= Work to be completed =
Copy out the entire listing below exactly, but without its pictures.

BEGIN

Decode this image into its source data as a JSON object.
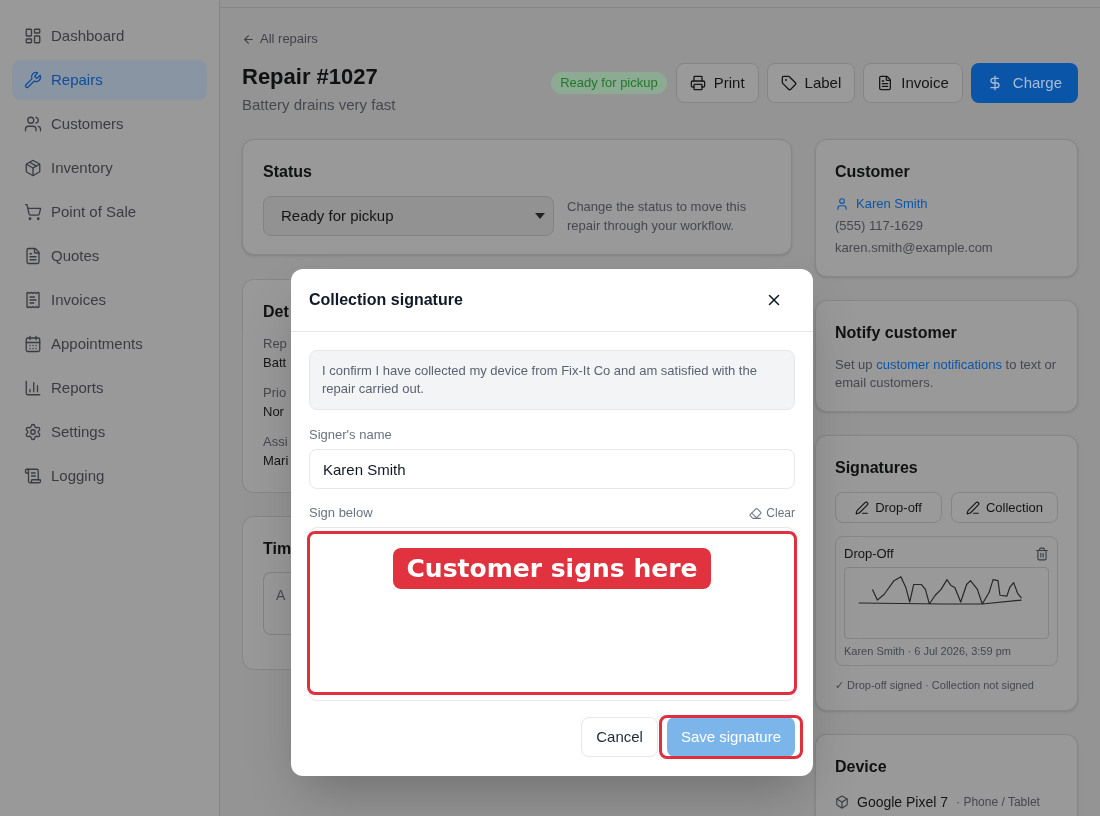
{
  "sidebar": {
    "items": [
      {
        "label": "Dashboard",
        "selected": false
      },
      {
        "label": "Repairs",
        "selected": true
      },
      {
        "label": "Customers",
        "selected": false
      },
      {
        "label": "Inventory",
        "selected": false
      },
      {
        "label": "Point of Sale",
        "selected": false
      },
      {
        "label": "Quotes",
        "selected": false
      },
      {
        "label": "Invoices",
        "selected": false
      },
      {
        "label": "Appointments",
        "selected": false
      },
      {
        "label": "Reports",
        "selected": false
      },
      {
        "label": "Settings",
        "selected": false
      },
      {
        "label": "Logging",
        "selected": false
      }
    ]
  },
  "header": {
    "back_link": "All repairs",
    "title": "Repair #1027",
    "subtitle": "Battery drains very fast",
    "status_badge": "Ready for pickup",
    "actions": [
      {
        "label": "Print",
        "kind": "secondary"
      },
      {
        "label": "Label",
        "kind": "secondary"
      },
      {
        "label": "Invoice",
        "kind": "secondary"
      },
      {
        "label": "Charge",
        "kind": "primary"
      }
    ]
  },
  "status_card": {
    "title": "Status",
    "select_value": "Ready for pickup",
    "help": "Change the status to move this repair through your workflow."
  },
  "details_card": {
    "title": "Det",
    "fields": [
      {
        "label": "Rep",
        "value": "Batt"
      },
      {
        "label": "Prio",
        "value": "Nor"
      },
      {
        "label": "Assi",
        "value": "Mari"
      }
    ]
  },
  "timeline_card": {
    "title": "Tim",
    "placeholder": "A"
  },
  "customer_card": {
    "title": "Customer",
    "name": "Karen Smith",
    "phone": "(555) 117-1629",
    "email": "karen.smith@example.com"
  },
  "notify_card": {
    "title": "Notify customer",
    "text_before": "Set up ",
    "link": "customer notifications",
    "text_after": " to text or email customers."
  },
  "signatures_card": {
    "title": "Signatures",
    "buttons": [
      "Drop-off",
      "Collection"
    ],
    "saved": [
      {
        "title": "Drop-Off",
        "caption": "Karen Smith · 6 Jul 2026, 3:59 pm"
      }
    ],
    "summary": "✓ Drop-off signed · Collection not signed"
  },
  "device_card": {
    "title": "Device",
    "name": "Google Pixel 7",
    "type": "· Phone / Tablet"
  },
  "dialog": {
    "title": "Collection signature",
    "statement": "I confirm I have collected my device from Fix-It Co and am satisfied with the repair carried out.",
    "name_label": "Signer's name",
    "name_value": "Karen Smith",
    "pad_label": "Sign below",
    "clear_label": "Clear",
    "pad_highlighted": true,
    "buttons": [
      {
        "label": "Cancel",
        "kind": "secondary",
        "disabled": false,
        "highlighted": false
      },
      {
        "label": "Save signature",
        "kind": "primary",
        "disabled": true,
        "highlighted": true
      }
    ]
  },
  "annotation": {
    "text": "Customer signs here"
  }
}
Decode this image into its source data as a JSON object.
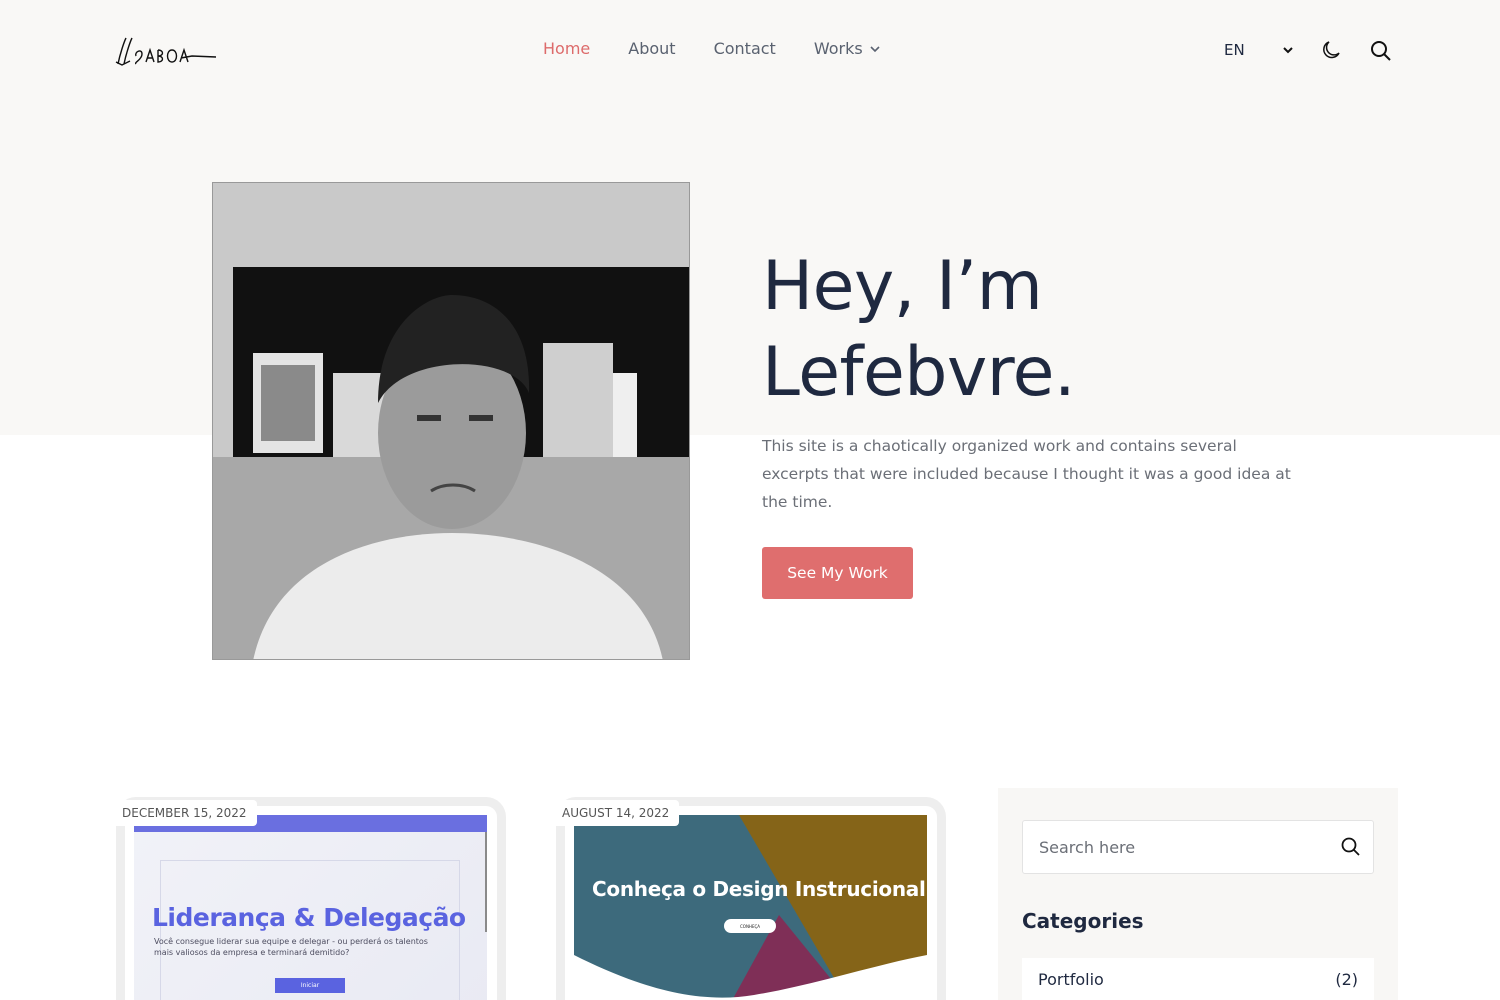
{
  "header": {
    "logo_text": "Ill SABOA",
    "nav": [
      {
        "label": "Home",
        "active": true
      },
      {
        "label": "About",
        "active": false
      },
      {
        "label": "Contact",
        "active": false
      },
      {
        "label": "Works",
        "active": false,
        "has_dropdown": true
      }
    ],
    "language": "EN",
    "icons": [
      "chevron-down-icon",
      "moon-icon",
      "search-icon"
    ]
  },
  "hero": {
    "title_line1": "Hey, I’m",
    "title_line2": "Lefebvre.",
    "text": "This site is a chaotically organized work and contains several excerpts that were included because I thought it was a good idea at the time.",
    "button_label": "See My Work",
    "accent_color": "#df6e6e"
  },
  "posts": [
    {
      "date": "DECEMBER 15, 2022",
      "thumb_title": "Liderança & Delegação",
      "thumb_text": "Você consegue liderar sua equipe e delegar - ou perderá os talentos mais valiosos da empresa e terminará demitido?",
      "thumb_button": "Iniciar"
    },
    {
      "date": "AUGUST 14, 2022",
      "thumb_title": "Conheça o Design Instrucional",
      "thumb_button": "CONHEÇA"
    }
  ],
  "sidebar": {
    "search_placeholder": "Search here",
    "categories_title": "Categories",
    "categories": [
      {
        "name": "Portfolio",
        "count": "(2)"
      }
    ]
  }
}
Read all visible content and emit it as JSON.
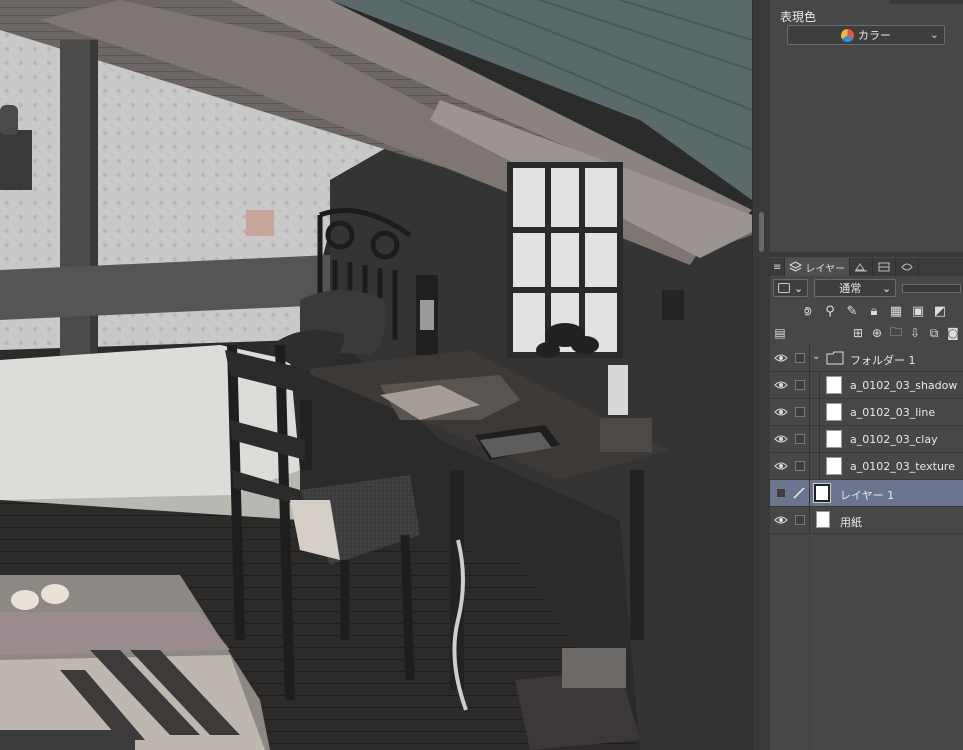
{
  "expression_color": {
    "label": "表現色",
    "value": "カラー",
    "icon": "color-wheel-icon"
  },
  "layer_tab": {
    "label": "レイヤー"
  },
  "blend_mode": {
    "value": "通常"
  },
  "layers": [
    {
      "name": "フォルダー 1",
      "type": "folder",
      "visible": true
    },
    {
      "name": "a_0102_03_shadow",
      "type": "raster",
      "visible": true
    },
    {
      "name": "a_0102_03_line",
      "type": "raster",
      "visible": true
    },
    {
      "name": "a_0102_03_clay",
      "type": "raster",
      "visible": true
    },
    {
      "name": "a_0102_03_texture",
      "type": "raster",
      "visible": true
    },
    {
      "name": "レイヤー 1",
      "type": "raster",
      "visible": false,
      "selected": true
    },
    {
      "name": "用紙",
      "type": "paper",
      "visible": true
    }
  ],
  "colors": {
    "panel_bg": "#474747",
    "selected_row": "#6b7590",
    "canvas_dark": "#2a2a2a"
  }
}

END

= Result of this exercise =
Decode this image into its source data as a JSON object.
{
  "sidebar": {
    "items": [
      {
        "label": "Dashboard",
        "selected": false
      },
      {
        "label": "Repairs",
        "selected": true
      },
      {
        "label": "Customers",
        "selected": false
      },
      {
        "label": "Inventory",
        "selected": false
      },
      {
        "label": "Point of Sale",
        "selected": false
      },
      {
        "label": "Quotes",
        "selected": false
      },
      {
        "label": "Invoices",
        "selected": false
      },
      {
        "label": "Appointments",
        "selected": false
      },
      {
        "label": "Reports",
        "selected": false
      },
      {
        "label": "Settings",
        "selected": false
      },
      {
        "label": "Logging",
        "selected": false
      }
    ]
  },
  "header": {
    "back_link": "All repairs",
    "title": "Repair #1027",
    "subtitle": "Battery drains very fast",
    "status_badge": "Ready for pickup",
    "actions": [
      {
        "label": "Print",
        "kind": "secondary"
      },
      {
        "label": "Label",
        "kind": "secondary"
      },
      {
        "label": "Invoice",
        "kind": "secondary"
      },
      {
        "label": "Charge",
        "kind": "primary"
      }
    ]
  },
  "status_card": {
    "title": "Status",
    "select_value": "Ready for pickup",
    "help": "Change the status to move this repair through your workflow."
  },
  "details_card": {
    "title": "Det",
    "fields": [
      {
        "label": "Rep",
        "value": "Batt"
      },
      {
        "label": "Prio",
        "value": "Nor"
      },
      {
        "label": "Assi",
        "value": "Mari"
      }
    ]
  },
  "timeline_card": {
    "title": "Tim",
    "placeholder": "A"
  },
  "customer_card": {
    "title": "Customer",
    "name": "Karen Smith",
    "phone": "(555) 117-1629",
    "email": "karen.smith@example.com"
  },
  "notify_card": {
    "title": "Notify customer",
    "text_before": "Set up ",
    "link": "customer notifications",
    "text_after": " to text or email customers."
  },
  "signatures_card": {
    "title": "Signatures",
    "buttons": [
      "Drop-off",
      "Collection"
    ],
    "saved": [
      {
        "title": "Drop-Off",
        "caption": "Karen Smith · 6 Jul 2026, 3:59 pm"
      }
    ],
    "summary": "✓ Drop-off signed · Collection not signed"
  },
  "device_card": {
    "title": "Device",
    "name": "Google Pixel 7",
    "type": "· Phone / Tablet"
  },
  "dialog": {
    "title": "Collection signature",
    "statement": "I confirm I have collected my device from Fix-It Co and am satisfied with the repair carried out.",
    "name_label": "Signer's name",
    "name_value": "Karen Smith",
    "pad_label": "Sign below",
    "clear_label": "Clear",
    "pad_highlighted": true,
    "buttons": [
      {
        "label": "Cancel",
        "kind": "secondary",
        "disabled": false,
        "highlighted": false
      },
      {
        "label": "Save signature",
        "kind": "primary",
        "disabled": true,
        "highlighted": true
      }
    ]
  },
  "annotation": {
    "text": "Customer signs here"
  }
}
Decode this image into its source data as a JSON object.
{
  "header": {
    "logo_text": "Ill SABOA",
    "nav": [
      {
        "label": "Home",
        "active": true
      },
      {
        "label": "About",
        "active": false
      },
      {
        "label": "Contact",
        "active": false
      },
      {
        "label": "Works",
        "active": false,
        "has_dropdown": true
      }
    ],
    "language": "EN",
    "icons": [
      "chevron-down-icon",
      "moon-icon",
      "search-icon"
    ]
  },
  "hero": {
    "title_line1": "Hey, I’m",
    "title_line2": "Lefebvre.",
    "text": "This site is a chaotically organized work and contains several excerpts that were included because I thought it was a good idea at the time.",
    "button_label": "See My Work",
    "accent_color": "#df6e6e"
  },
  "posts": [
    {
      "date": "DECEMBER 15, 2022",
      "thumb_title": "Liderança & Delegação",
      "thumb_text": "Você consegue liderar sua equipe e delegar - ou perderá os talentos mais valiosos da empresa e terminará demitido?",
      "thumb_button": "Iniciar"
    },
    {
      "date": "AUGUST 14, 2022",
      "thumb_title": "Conheça o Design Instrucional",
      "thumb_button": "CONHEÇA"
    }
  ],
  "sidebar": {
    "search_placeholder": "Search here",
    "categories_title": "Categories",
    "categories": [
      {
        "name": "Portfolio",
        "count": "(2)"
      }
    ]
  }
}
Read all visible content and emit it as JSON.
{
  "expression_color": {
    "label": "表現色",
    "value": "カラー",
    "icon": "color-wheel-icon"
  },
  "layer_tab": {
    "label": "レイヤー"
  },
  "blend_mode": {
    "value": "通常"
  },
  "layers": [
    {
      "name": "フォルダー 1",
      "type": "folder",
      "visible": true
    },
    {
      "name": "a_0102_03_shadow",
      "type": "raster",
      "visible": true
    },
    {
      "name": "a_0102_03_line",
      "type": "raster",
      "visible": true
    },
    {
      "name": "a_0102_03_clay",
      "type": "raster",
      "visible": true
    },
    {
      "name": "a_0102_03_texture",
      "type": "raster",
      "visible": true
    },
    {
      "name": "レイヤー 1",
      "type": "raster",
      "visible": false,
      "selected": true
    },
    {
      "name": "用紙",
      "type": "paper",
      "visible": true
    }
  ],
  "colors": {
    "panel_bg": "#474747",
    "selected_row": "#6b7590",
    "canvas_dark": "#2a2a2a"
  }
}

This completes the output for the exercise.